"Safely" means travelling with social distancing restrictions in force, already implemented in many areas as we have seen.
"Quickly" does, however, depend on how many "bus full" destinations whizz past!

Without the money, many bus operators would simply not be able to operate buses; and might well have had to join Shearings etc in having to throw in the towel!
This sounds like a social distancing force of gauleiters each equipped with a 2 metre stick with a sharp point or, for busy stops, a cattle prod on the end.

fbb looks forward to meeting those deployed at the passengers hot spot of  The Underfleet, Seaton.

Feline Forays Facilitated!
At last Mr Tubbles has grasped the fbb mansions cat flap technology. Until a few days ago he would enter via the flappy thing, but egress was "by request" to door staff who, of course, were required to be on duty 24/7 to open the big flap next to the little flap.

But the cat has, at long last, grasped the fact the the small flap has two-way technology and his ample posterior can now be seen disappearing from lounge to back yard without the involvement of his hard-pressed staff team.
No animals were injured in this demonstration!

 Next Bank Holiday quiz blog : Monday 25th May 


  1. Andrew Kleissner24 May 2020 at 08:34

    EM Doesn't have a gauge of "just over 18mm" - it's 18mm exactly, hence the name! And, though more accurate than 00 gauge's 16.5mm, it still isn't "an exact scale for 4'8½"" as it's still only equivalent to 4'6". The Scalefour people (who use very accurate track with a gauge of 18.83mm) will be breathing down your neck! I suspect that EM was started by people who wanted to be more accurate than 00 but thought that exact prototypical standards wouldn't be practical - this of course was at a time when most railway modelling used "coarse scale" standards.
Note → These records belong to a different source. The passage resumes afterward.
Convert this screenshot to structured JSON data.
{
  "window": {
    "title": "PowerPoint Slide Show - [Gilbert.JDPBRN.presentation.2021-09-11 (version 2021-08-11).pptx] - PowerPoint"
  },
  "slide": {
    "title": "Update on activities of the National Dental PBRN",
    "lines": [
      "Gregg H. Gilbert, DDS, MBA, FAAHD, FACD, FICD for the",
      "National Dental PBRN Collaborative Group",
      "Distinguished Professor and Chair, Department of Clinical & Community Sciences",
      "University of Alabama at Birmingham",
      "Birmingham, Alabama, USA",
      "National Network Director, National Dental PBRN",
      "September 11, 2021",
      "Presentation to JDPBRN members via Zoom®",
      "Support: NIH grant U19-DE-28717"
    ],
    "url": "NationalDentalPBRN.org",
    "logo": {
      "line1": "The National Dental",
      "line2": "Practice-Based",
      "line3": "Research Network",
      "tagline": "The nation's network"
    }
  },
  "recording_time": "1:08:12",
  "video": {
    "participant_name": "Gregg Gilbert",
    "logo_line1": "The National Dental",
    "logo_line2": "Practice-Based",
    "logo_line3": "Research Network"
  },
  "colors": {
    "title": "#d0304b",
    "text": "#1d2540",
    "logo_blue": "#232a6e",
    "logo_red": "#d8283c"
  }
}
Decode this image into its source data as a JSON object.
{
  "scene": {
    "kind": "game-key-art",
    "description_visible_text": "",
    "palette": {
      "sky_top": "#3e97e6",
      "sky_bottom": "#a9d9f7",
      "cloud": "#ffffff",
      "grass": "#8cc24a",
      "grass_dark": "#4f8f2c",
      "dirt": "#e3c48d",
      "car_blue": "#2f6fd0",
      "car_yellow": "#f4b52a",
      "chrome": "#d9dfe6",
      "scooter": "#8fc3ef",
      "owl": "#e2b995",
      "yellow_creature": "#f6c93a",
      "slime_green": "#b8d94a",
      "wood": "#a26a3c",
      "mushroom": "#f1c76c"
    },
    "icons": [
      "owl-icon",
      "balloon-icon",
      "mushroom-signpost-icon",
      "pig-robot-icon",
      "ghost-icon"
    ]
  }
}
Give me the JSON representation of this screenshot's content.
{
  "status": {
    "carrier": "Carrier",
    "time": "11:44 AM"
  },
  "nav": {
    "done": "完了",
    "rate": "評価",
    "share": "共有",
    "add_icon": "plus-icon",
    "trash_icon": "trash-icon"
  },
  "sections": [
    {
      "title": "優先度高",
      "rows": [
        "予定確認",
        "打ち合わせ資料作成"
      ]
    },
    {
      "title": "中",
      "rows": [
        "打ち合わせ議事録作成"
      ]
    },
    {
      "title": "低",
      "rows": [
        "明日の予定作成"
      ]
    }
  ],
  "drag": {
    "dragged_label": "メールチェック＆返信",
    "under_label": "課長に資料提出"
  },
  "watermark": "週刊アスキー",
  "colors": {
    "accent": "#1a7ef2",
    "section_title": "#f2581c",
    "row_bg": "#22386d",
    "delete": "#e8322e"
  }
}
I remember the then-named Protofour people back in the late 60s suggesting something better, and thinking that it simply wouldn't work!

    The Lime Street model is amazing!!!

  2. Andrew Kleissner24 May 2020 at 08:36

    Correction - I understand EM gauge is now 18.2mm. Who'd have known it? Sorry!